May 252012

Following on from the success of our dawn chorus on Saturday, 13 of us gathered in eager anticipation at the reserve for the first of our Tuesday summer walks with Malcolm and Sally.

As we drove into the car park a cuckoo called, wood pigeons were joined by chaffinch, greenfinch, goldfinch and house sparrow around the feeder area.   We moved off towards the Marshland viewpoint, chiffchaff singing in nearby bushes.   In the distance a couple of us heard willow warbler, so Malcolm decided to veer off towards the Ernie Hemsley viewpoint, as the group moved towards the willows where the bird was heard it moved further in and eventually we lost track of it.   Blackcap, great tit, linnet, dunnock and wren were singing around us.   Swallow flew through low over the trees.

At the viewpoint there were rooks and jackdaw in the fields, and three lapwing were seen – one possibly on a nest.   Retracing our steps, swift and more linnet gave us great views.   Long-tailed tit fed in the willows, and a cetti’s warbler sang nearby.   As we got into more open land a cuckoo flew through.

From the Marshland Viewpoint we found a single redshank, a dozen black-tailed godwit, five avocet,  little grebe, shelduck, tufted duck, canada geese, greylag, grey heron, little egret, mute swan and mallard.   Following the path beyond the orchard and onto the heron trail we heard more cetti’s warbler and a green woodpecker called as it flew ahead of us.   Cinnabar moths were newly emerged looking bright and clean in the grass, and longhorn moths, the males with long anntenae, danced around the may blossom.
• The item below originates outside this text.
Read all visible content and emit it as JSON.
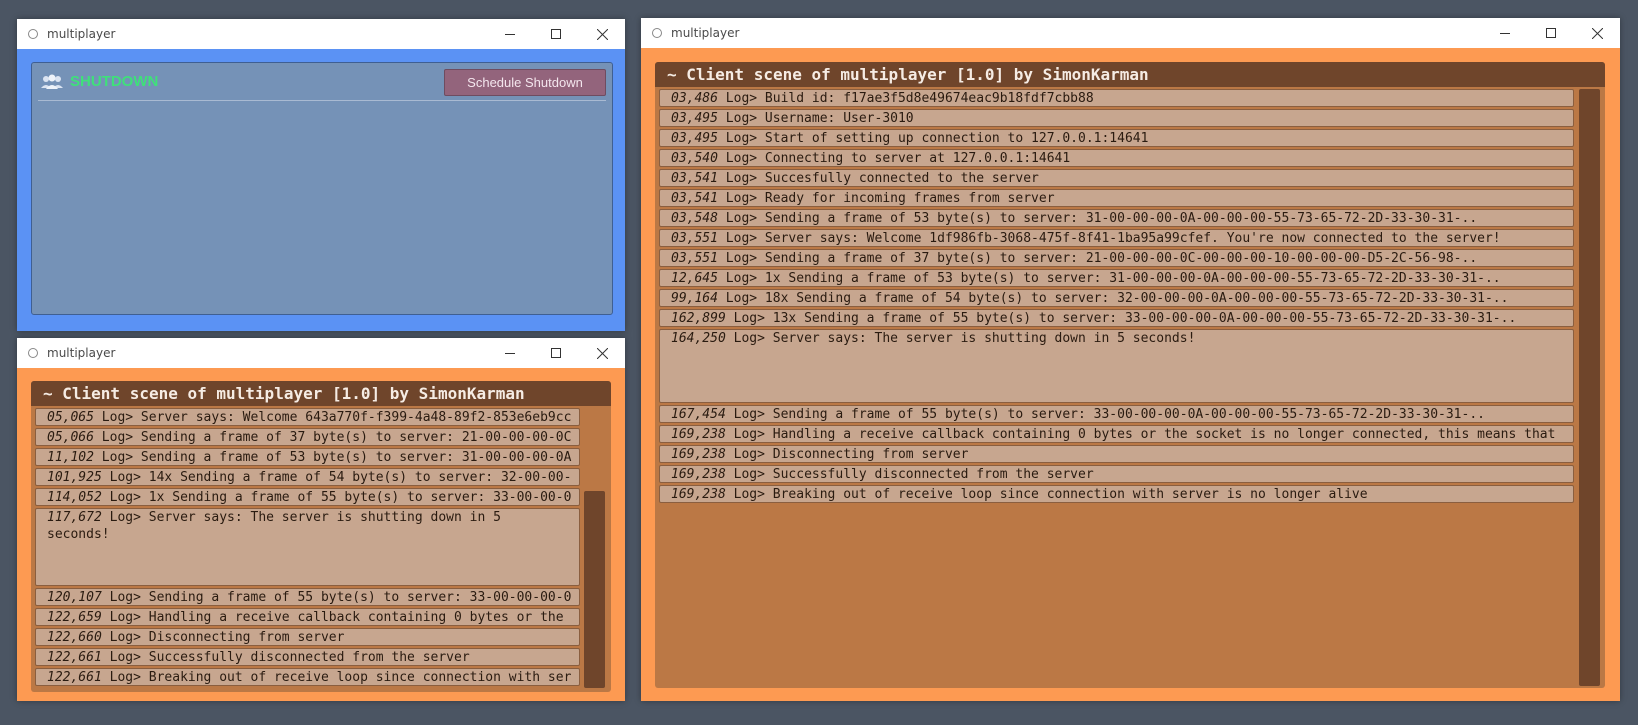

With herons, little egret and rooks noisily circling overhead a garden warbler started to sing.   After several minutes a couple of us found the bird in a nearby bush, but the others were too far ahead to call back luckily with a bit of patience and some good spotting the birds was refound on the way back and everyone had good views.
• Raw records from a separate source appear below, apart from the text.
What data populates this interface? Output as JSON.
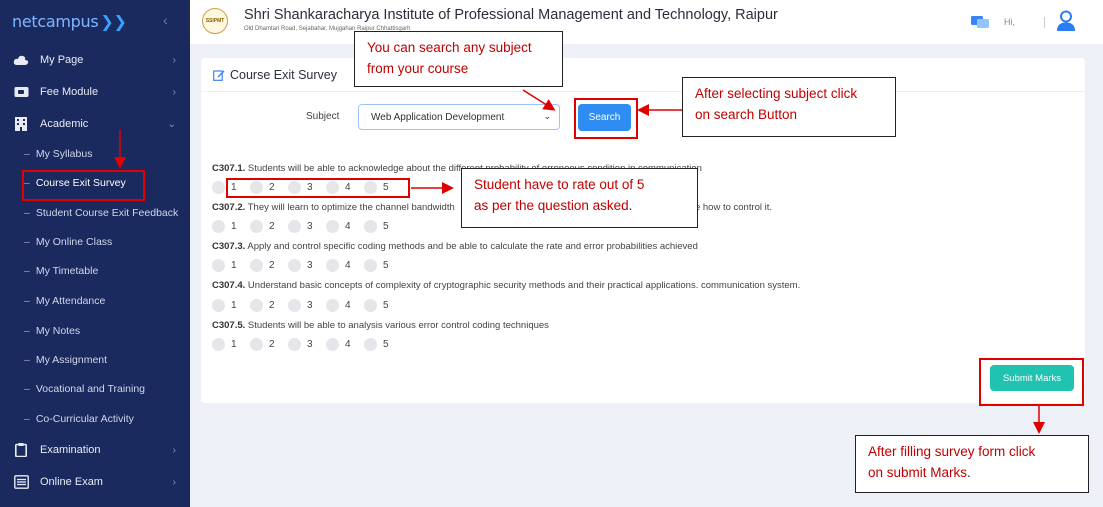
{
  "sidebar": {
    "brand": "netcampus",
    "items": [
      {
        "label": "My Page",
        "icon": "cloud-icon"
      },
      {
        "label": "Fee Module",
        "icon": "wallet-icon"
      },
      {
        "label": "Academic",
        "icon": "building-icon"
      },
      {
        "label": "Examination",
        "icon": "clipboard-icon"
      },
      {
        "label": "Online Exam",
        "icon": "list-icon"
      }
    ],
    "sub_items": [
      "My Syllabus",
      "Course Exit Survey",
      "Student Course Exit Feedback",
      "My Online Class",
      "My Timetable",
      "My Attendance",
      "My Notes",
      "My Assignment",
      "Vocational and Training",
      "Co-Curricular Activity"
    ]
  },
  "header": {
    "institute_name": "Shri Shankaracharya Institute of Professional Management and Technology, Raipur",
    "institute_address": "Old Dhamtari Road, Sejabahar, Mujgahan Raipur Chhattisgarh",
    "logo_text": "SSIPMT",
    "greeting": "Hi,"
  },
  "survey": {
    "title": "Course Exit Survey",
    "subject_label": "Subject",
    "subject_value": "Web Application Development",
    "search_label": "Search",
    "submit_label": "Submit Marks",
    "rating_options": [
      "1",
      "2",
      "3",
      "4",
      "5"
    ],
    "questions": [
      {
        "code": "C307.1.",
        "text": " Students will be able to acknowledge about the different probability of erroneous condition in communication"
      },
      {
        "code": "C307.2.",
        "text": " They will learn to optimize the channel bandwidth                                                                                    of the how to control it."
      },
      {
        "code": "C307.3.",
        "text": " Apply and control specific coding methods and be able to calculate the rate and error probabilities achieved"
      },
      {
        "code": "C307.4.",
        "text": " Understand basic concepts of complexity of cryptographic security methods and their practical applications. communication system."
      },
      {
        "code": "C307.5.",
        "text": " Students will be able to analysis various error control coding techniques"
      }
    ]
  },
  "annotations": {
    "search_any": [
      "You can search any subject",
      "from your course"
    ],
    "after_select": [
      "After selecting subject click",
      "on search Button"
    ],
    "rate": [
      "Student have to rate out of 5",
      "as per the question asked"
    ],
    "after_fill": [
      "After filling survey form click",
      "on submit Marks"
    ]
  },
  "colors": {
    "sidebar_bg": "#1b2a5e",
    "search_button": "#2e8cf2",
    "submit_button": "#1fc3b0",
    "annotation_red": "#e00000"
  }
}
We moved slightly up one of the paths and had a distant view of  a small hawthorn with little egret nesting in it.   Rooks were by far the most numerous birds around, but there were herons on the nest too.

Back on the trail and a grizzled skipper took our attention for a while, the second time we had seen this species on the reserve recently and in two separate locations.   Their favoured food source is apparently potentilla and bramble.   We also saw several orange tips, comma and peacock butterflies during the day.   We also added a funghi to our interest – unfortunately nameless so far.   Let us know if you can identify it.

unidentified funghi (the feet are Trevors!)

On our return journey we added oystercatcher to our list of seen species, along with two mediterranean gull overhead showing their pure white wings beautifully in the sunlight, and heard a nightingale – although not in full song it was unmistakeable.   A brilliant end to a great walk.

Thanks to Malcolm and Sally for guiding us and giving such a great background to the history of the reserve and its occupants.